**Task**
Wherever the word "columns" occurs in the lines below, copy the whole line.

Stored entries

---

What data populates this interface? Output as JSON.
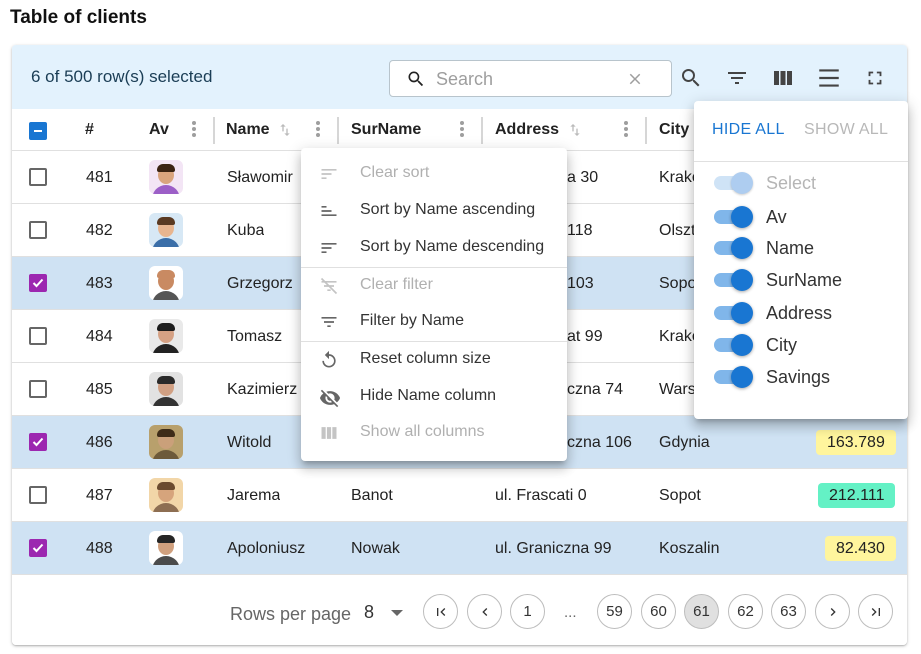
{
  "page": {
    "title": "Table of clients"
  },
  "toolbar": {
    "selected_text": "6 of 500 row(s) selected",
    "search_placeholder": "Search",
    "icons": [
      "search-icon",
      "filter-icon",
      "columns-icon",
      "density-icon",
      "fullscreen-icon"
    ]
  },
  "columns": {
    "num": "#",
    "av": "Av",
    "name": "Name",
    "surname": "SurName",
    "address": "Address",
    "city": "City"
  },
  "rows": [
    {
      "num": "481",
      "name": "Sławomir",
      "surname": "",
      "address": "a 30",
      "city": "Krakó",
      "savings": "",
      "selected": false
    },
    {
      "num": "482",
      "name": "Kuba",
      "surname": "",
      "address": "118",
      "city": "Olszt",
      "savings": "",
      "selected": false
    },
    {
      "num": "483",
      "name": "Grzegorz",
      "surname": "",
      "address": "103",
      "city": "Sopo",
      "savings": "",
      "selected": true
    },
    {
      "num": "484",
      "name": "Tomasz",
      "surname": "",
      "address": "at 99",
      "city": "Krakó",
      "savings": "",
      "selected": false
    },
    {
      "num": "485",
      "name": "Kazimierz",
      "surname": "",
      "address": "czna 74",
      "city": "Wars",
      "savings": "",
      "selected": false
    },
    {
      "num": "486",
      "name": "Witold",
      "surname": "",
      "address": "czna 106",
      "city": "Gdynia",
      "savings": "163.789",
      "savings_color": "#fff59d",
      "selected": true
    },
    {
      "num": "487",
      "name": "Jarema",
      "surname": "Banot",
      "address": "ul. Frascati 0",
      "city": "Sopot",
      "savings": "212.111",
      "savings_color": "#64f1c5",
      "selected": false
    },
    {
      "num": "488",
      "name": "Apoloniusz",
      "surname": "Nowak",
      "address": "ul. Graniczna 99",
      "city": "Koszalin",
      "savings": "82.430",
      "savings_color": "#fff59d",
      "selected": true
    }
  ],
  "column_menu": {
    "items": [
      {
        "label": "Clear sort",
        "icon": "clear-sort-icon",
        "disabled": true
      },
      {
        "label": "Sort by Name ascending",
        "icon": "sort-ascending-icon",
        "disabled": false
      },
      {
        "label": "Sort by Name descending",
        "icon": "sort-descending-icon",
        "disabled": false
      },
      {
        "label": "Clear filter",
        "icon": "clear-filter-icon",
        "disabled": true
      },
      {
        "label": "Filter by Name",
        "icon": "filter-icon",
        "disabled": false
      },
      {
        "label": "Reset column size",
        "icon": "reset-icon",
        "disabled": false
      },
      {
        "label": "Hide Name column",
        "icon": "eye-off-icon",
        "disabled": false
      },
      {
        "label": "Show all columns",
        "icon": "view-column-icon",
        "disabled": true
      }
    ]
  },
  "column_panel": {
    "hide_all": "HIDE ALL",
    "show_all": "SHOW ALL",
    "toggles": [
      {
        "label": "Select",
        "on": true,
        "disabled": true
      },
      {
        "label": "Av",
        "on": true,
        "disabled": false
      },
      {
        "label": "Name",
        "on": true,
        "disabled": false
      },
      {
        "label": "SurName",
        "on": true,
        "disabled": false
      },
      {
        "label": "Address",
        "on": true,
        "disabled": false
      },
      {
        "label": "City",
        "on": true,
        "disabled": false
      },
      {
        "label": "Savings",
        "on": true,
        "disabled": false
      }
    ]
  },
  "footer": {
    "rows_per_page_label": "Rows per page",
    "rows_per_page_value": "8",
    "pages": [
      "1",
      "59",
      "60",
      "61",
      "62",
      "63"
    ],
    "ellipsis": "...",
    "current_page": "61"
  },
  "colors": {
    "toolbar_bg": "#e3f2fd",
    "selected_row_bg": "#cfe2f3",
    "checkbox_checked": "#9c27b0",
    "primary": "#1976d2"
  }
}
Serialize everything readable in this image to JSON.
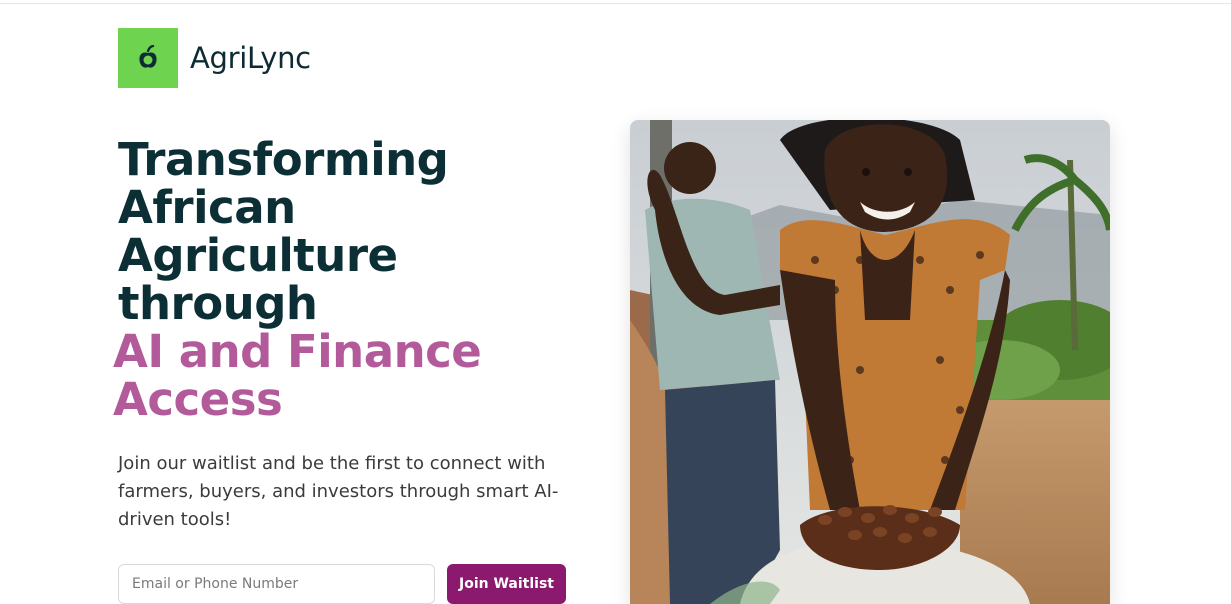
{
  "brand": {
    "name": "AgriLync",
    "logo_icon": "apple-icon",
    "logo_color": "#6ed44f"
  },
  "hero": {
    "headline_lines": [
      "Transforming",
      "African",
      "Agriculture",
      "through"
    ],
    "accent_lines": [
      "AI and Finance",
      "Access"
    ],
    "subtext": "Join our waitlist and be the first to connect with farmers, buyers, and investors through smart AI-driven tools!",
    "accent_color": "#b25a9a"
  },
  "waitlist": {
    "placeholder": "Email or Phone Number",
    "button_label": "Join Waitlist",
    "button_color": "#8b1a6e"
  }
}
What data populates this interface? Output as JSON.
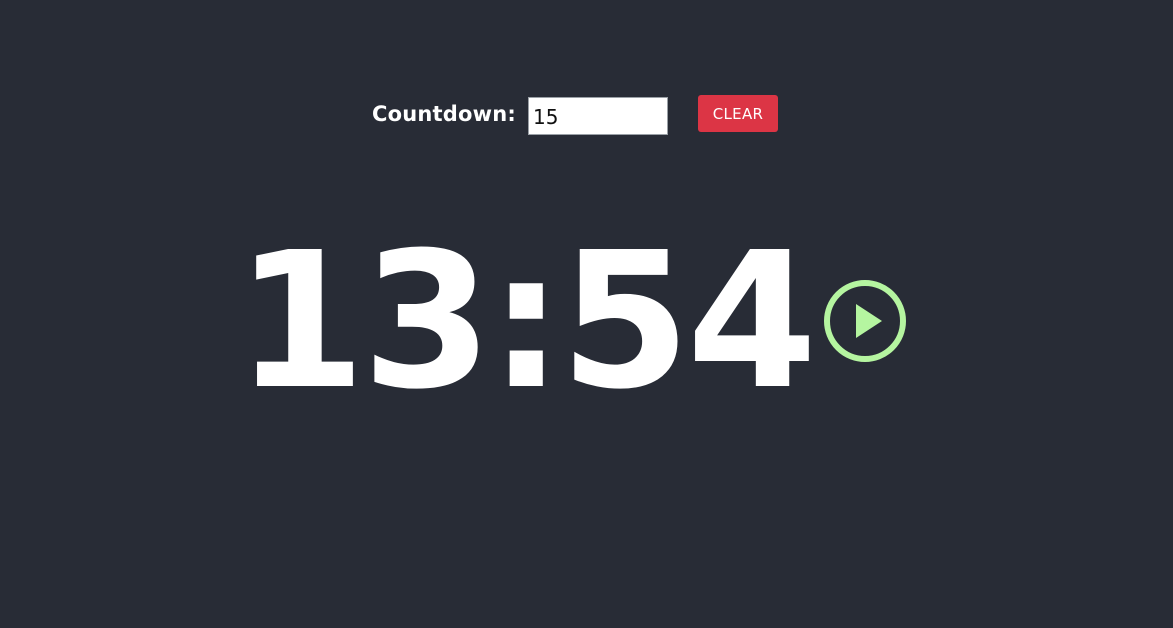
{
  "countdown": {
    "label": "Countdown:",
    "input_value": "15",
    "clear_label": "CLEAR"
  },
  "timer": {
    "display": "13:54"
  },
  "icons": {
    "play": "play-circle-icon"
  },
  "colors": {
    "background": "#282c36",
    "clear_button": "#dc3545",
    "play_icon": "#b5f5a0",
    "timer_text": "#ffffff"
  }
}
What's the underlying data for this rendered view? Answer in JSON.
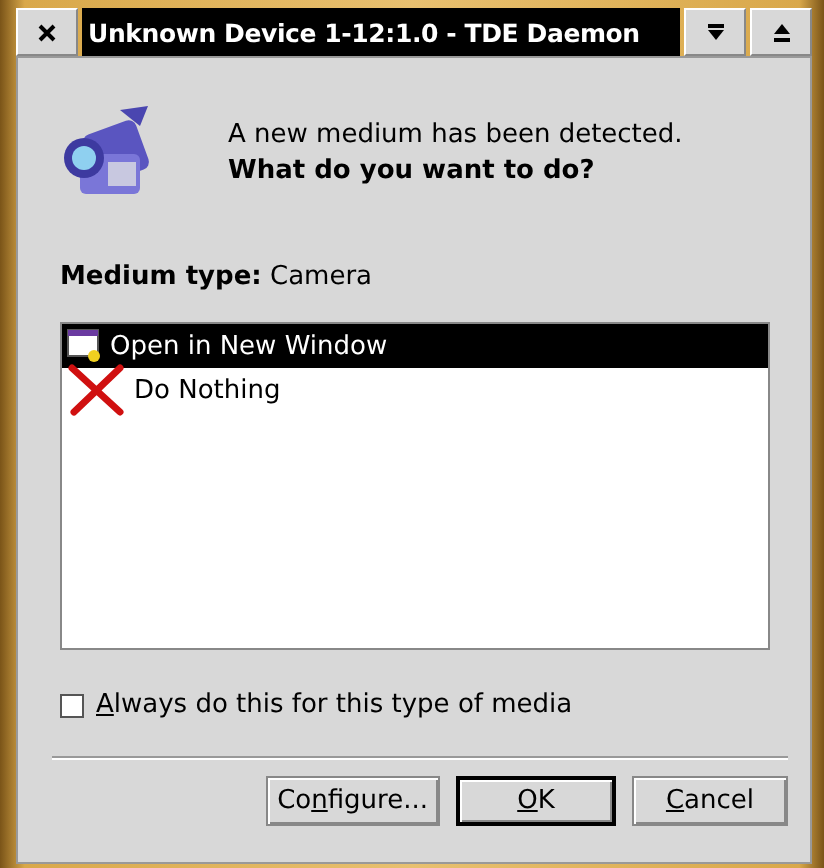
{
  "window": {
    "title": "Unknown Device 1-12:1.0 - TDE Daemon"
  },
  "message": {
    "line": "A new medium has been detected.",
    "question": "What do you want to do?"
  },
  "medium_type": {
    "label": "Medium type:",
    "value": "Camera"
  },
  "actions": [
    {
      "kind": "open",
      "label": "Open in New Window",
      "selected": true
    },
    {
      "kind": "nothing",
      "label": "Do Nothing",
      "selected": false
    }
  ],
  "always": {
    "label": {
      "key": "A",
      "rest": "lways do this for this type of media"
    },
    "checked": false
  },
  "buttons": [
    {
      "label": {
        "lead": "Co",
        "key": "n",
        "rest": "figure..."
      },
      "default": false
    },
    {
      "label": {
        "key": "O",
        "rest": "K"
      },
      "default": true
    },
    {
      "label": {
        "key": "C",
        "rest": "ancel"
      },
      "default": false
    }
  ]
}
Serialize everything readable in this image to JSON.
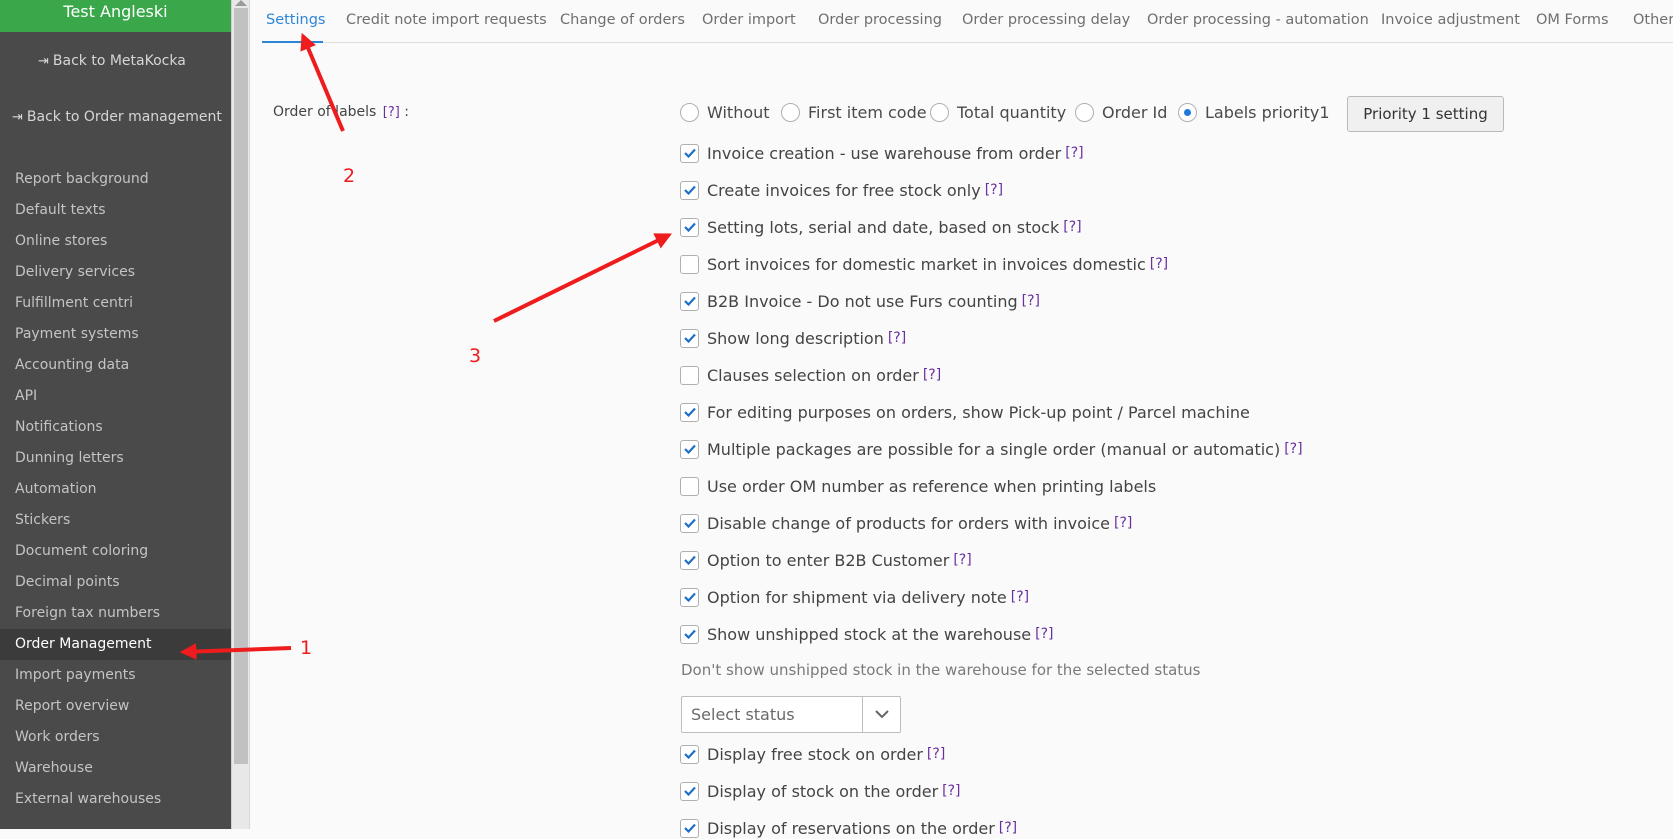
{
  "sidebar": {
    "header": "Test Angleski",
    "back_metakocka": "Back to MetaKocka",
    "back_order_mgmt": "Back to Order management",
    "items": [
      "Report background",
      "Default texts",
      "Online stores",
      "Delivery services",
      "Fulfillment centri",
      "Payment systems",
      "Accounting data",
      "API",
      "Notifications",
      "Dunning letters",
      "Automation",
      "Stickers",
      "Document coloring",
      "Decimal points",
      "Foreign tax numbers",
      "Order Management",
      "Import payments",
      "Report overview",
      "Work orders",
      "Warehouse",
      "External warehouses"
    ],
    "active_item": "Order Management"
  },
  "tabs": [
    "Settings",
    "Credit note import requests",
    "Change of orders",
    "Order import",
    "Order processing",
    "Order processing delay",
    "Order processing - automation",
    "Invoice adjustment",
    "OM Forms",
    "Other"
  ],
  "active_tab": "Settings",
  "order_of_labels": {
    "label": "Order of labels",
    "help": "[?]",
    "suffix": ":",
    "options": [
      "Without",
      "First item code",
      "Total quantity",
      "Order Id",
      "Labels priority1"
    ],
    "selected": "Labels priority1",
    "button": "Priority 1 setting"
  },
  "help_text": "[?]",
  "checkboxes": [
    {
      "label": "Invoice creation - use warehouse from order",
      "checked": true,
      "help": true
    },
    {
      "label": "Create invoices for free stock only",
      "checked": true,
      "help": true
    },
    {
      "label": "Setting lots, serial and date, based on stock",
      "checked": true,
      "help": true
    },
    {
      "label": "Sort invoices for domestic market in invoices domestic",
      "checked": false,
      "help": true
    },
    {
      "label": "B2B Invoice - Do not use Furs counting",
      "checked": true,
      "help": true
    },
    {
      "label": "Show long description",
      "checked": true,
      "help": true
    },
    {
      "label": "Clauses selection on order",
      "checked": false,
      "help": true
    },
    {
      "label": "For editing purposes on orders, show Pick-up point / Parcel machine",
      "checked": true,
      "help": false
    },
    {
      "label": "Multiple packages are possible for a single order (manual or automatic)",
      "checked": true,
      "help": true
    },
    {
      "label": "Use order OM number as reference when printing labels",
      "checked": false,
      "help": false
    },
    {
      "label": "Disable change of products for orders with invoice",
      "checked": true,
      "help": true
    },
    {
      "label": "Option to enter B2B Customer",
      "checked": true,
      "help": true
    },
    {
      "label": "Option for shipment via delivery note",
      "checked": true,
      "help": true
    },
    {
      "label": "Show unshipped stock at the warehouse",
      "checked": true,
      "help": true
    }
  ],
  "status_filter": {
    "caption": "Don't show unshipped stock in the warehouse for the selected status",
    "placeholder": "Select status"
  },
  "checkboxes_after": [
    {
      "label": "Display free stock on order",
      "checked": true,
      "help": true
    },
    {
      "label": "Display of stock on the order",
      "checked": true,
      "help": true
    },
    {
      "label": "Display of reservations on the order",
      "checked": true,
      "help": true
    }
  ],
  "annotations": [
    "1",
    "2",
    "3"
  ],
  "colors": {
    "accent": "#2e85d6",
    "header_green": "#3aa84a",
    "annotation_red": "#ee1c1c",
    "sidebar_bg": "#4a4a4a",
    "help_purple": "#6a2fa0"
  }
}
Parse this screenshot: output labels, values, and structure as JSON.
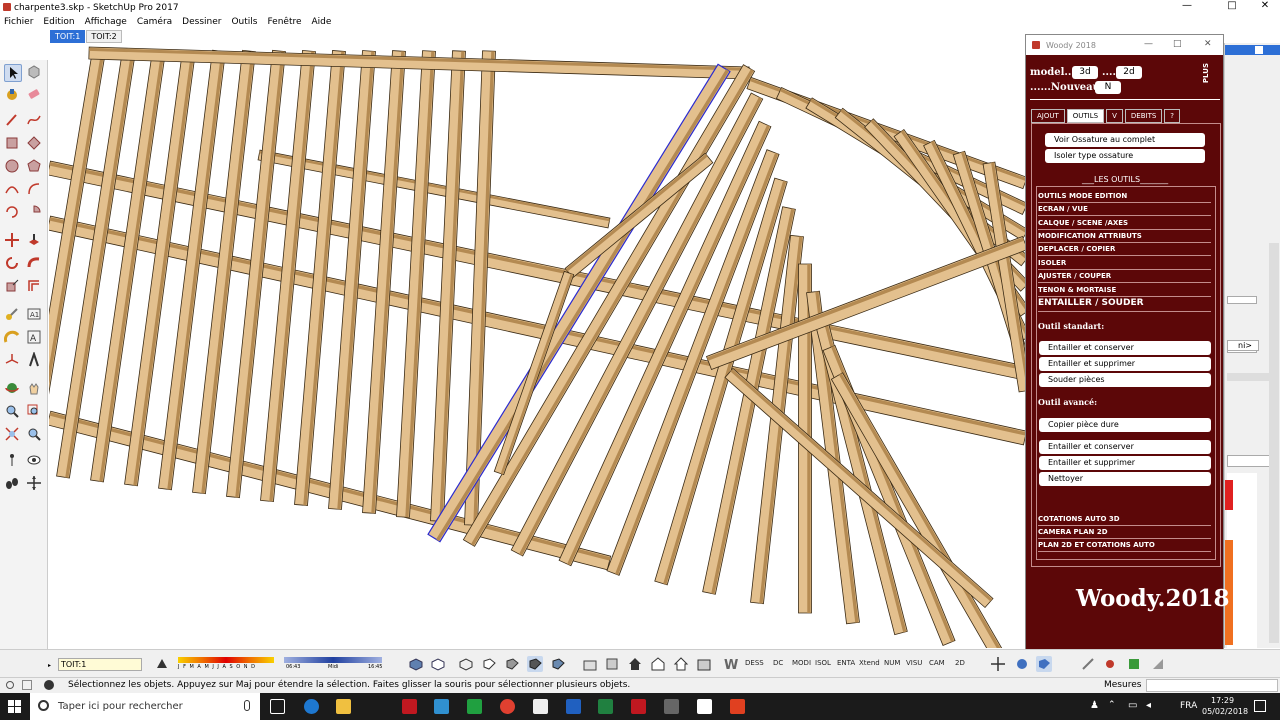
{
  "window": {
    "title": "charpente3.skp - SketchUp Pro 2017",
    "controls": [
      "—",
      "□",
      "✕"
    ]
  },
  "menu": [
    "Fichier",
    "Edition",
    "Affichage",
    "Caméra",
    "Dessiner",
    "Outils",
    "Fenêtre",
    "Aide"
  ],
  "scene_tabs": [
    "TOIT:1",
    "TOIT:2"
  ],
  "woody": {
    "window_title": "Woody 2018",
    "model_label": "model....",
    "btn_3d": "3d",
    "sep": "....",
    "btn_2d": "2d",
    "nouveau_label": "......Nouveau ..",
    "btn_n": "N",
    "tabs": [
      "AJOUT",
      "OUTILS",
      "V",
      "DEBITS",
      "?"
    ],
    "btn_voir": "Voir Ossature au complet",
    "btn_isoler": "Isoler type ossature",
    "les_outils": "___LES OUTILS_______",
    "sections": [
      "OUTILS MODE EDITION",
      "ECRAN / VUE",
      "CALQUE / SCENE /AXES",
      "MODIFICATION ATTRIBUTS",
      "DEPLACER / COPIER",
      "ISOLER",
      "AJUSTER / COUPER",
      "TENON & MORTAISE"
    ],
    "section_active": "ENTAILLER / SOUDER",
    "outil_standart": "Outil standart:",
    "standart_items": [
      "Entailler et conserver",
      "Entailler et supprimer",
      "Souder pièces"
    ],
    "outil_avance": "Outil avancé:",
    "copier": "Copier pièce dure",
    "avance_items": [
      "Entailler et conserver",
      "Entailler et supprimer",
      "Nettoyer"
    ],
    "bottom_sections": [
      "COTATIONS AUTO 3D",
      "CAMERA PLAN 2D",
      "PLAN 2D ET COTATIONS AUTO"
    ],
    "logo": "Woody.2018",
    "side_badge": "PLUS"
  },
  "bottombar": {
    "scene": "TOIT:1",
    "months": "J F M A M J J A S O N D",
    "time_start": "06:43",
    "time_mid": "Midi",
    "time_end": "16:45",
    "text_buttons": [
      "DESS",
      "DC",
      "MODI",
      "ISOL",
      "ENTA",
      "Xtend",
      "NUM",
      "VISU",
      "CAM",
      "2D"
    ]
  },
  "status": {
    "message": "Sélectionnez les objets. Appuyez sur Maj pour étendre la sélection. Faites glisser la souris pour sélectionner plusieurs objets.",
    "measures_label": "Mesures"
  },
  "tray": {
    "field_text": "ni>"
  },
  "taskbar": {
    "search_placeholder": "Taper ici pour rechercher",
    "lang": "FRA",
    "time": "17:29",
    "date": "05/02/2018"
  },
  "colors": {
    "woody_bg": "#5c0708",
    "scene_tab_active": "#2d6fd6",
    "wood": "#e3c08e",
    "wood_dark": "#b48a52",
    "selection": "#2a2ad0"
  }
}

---

**Task output**
      "columns-icon",
  "columns": {
        "label": "Show all columns",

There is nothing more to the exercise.